### Your goal
Each line in the listing below that contains "name" should be returned.

### Provided data
◆ ◆ ◆ ◆ ◆ ◆ ◆

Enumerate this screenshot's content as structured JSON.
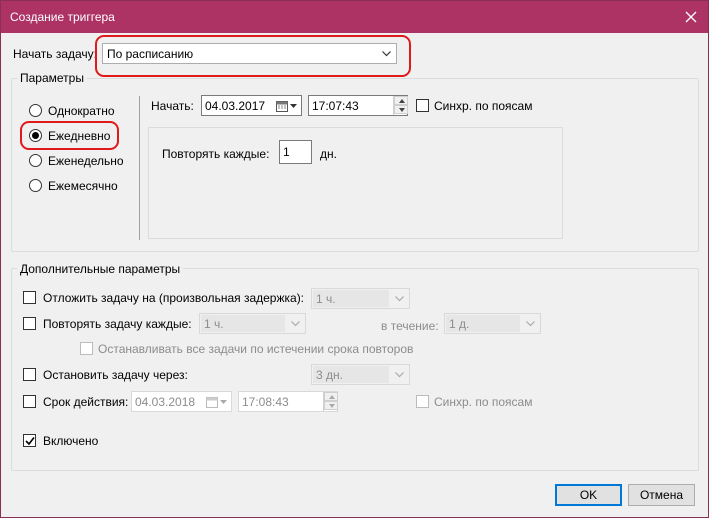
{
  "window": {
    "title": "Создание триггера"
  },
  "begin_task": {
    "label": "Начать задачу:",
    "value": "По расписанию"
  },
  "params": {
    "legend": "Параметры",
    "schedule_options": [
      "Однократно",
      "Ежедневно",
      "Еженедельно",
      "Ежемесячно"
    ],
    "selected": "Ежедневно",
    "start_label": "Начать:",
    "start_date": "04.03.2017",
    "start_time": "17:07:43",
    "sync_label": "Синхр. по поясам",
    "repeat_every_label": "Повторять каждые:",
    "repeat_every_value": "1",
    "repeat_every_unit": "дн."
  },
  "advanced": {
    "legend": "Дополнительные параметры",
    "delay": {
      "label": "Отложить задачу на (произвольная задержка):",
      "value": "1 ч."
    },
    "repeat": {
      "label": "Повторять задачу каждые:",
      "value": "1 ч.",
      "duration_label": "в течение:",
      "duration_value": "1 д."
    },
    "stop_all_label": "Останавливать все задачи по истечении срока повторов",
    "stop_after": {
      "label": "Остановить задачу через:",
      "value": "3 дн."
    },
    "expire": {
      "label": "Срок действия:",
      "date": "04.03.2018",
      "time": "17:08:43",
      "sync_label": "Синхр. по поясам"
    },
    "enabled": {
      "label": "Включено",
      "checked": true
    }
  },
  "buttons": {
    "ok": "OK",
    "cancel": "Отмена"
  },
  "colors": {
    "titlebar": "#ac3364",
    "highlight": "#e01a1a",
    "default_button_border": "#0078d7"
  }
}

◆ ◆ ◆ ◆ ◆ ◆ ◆

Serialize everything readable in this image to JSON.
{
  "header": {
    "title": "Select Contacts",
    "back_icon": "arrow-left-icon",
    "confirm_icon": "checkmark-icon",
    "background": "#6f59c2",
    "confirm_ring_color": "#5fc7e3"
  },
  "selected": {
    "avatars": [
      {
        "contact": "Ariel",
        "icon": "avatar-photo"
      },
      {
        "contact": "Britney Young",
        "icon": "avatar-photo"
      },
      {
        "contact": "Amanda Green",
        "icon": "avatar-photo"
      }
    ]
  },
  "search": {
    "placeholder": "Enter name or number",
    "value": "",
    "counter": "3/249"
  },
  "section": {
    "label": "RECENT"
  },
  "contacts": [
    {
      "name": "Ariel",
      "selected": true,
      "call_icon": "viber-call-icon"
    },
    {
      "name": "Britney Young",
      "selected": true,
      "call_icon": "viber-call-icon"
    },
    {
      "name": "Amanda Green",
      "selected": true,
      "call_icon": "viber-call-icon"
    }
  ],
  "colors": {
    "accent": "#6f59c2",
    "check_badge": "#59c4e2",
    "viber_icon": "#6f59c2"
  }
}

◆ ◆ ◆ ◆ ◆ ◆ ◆

### Reply to the exercise
    "placeholder": "Enter name or number",
      "name": "Ariel",
      "name": "Britney Young",
      "name": "Amanda Green",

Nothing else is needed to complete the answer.